Resource Organizations and Websites
2-1-1-WA for Traumatic Brain Injury Resources (TBI). 2-1-1-WA is the Information & Referral Services organization for Washington residents of any age impacted by a traumatic brain injury (including concussion). This is the place to begin to get information and be referred to services. They have a new and extensive TBI resource page.
American Indian/Alaskan Native: Lifespan Respite WA is working to increase respite options for American Indian and Alaskan Native caregivers with input from the Tribes themselves as they have the knowledge and awareness of how to meet this need. The Lifespan Respite WA Voucher Program is open to all eligible American Indian and Alaskan Native caregivers.
ARCH National Respite Network (organization, website): ARCH assists and promotes the development of quality respite and crisis care programs; to help families locate respite and crisis care services in their communities; and to serve as a strong voice for respite in all forums. Information, training, connections for families and the professionals who serve them.
Family Caregiver Alliance (organization, website): FCA has an extensive set of information for caregivers, with topics ranging from Advanced Illness through Out of Home Care and including Intimacy and Working with Siblings. Note: their website focuses on caring for adults. Many of their resources are available in several languages.
Caring.com’s Caregiver Resource Center. Interesting caregiver resources/topics, many not found elsewhere. Caring.com is a company in the senior care industry. They say about themselves: “Caring.com is a leading online destination for caregivers seeking information and support as they care for aging parents, spouses, and other loved ones. We offer thousands of original articles, helpful tools, advice from more than 50 leading experts, a community of caregivers, and a comprehensive directory of caregiving services.”
Children with Special Health Care Needs: Accepting help to provide care to your child can be challenging; however, parents and other caregivers deserve a break and time to recharge themselves. The Lifespan Respite WA Voucher Program serves unpaid, unserved family caregivers caring for individuals of any age. These sites offer other types of help and resources:

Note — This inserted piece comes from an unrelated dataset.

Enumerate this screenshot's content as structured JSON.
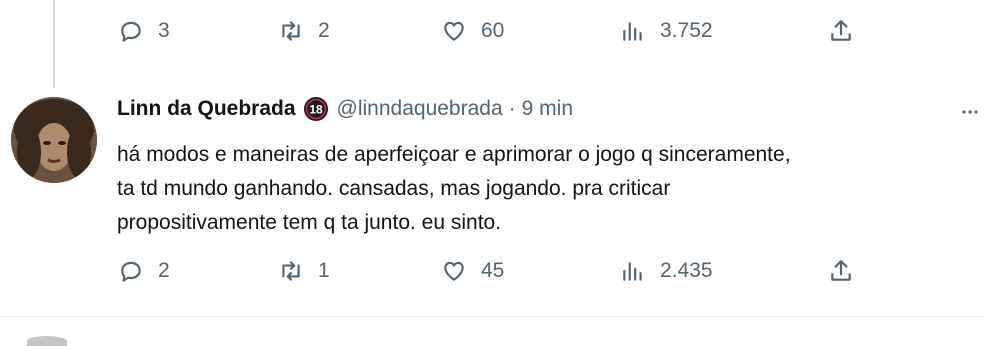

- WA Department of Health – Children with Special Health Care Needs
- Family Voices of WA (Family to Family Health Information Center)
Community Living Connections WA State: Use this site to find all sorts of services and get answers to your questions about being a caregiver for an adult or elder. For example, on the home page is a search tool where you can put in your county and a keyword, such as “Adult Day Services”. The search will return a list of programs and companies in that county that offer adult day services.
This is also the site to find respite options available through publicly funded organizations such as Aging and Disability Resource Centers. Options may include expanded Medicaid options such as Tailored Support for Older Adults/Medicaid Alternative Care (for those not qualifying for Medicaid based on income) and COPES (Community Options Program Entry System); the Family Caregiver Support Program respite funding (may be based on sliding income scale), and other potential options for families who are not able to self-pay.
Informing Families (website) is a resource provided by the Washington State Developmental Disabilities Council, in partnership with the Developmental Disabilities Administration.
ONEcaregiver Resource Center: (website) “A centralized platform to support caregivers and adults with intellectual and developmental disabilities who may be at risk of, or are living with, Alzheimer’s disease or related dementias”.
SAGE, Advocacy & Services for LGBTQ+ Elders, (organization, website) says “We’re a national advocacy and services organization that’s been looking out for LGBTQ+ [their acronym] elders since 1978. We build welcoming communities and keep our issues in the national conversation to ensure a fulfilling future for all LGBTQ+ people”.
- LGBTQ+ inclusion and cultural competency
- Elder abuse and neglect
- Social security, Medicare, and Medicaid
- Health care
- Financial security and retirement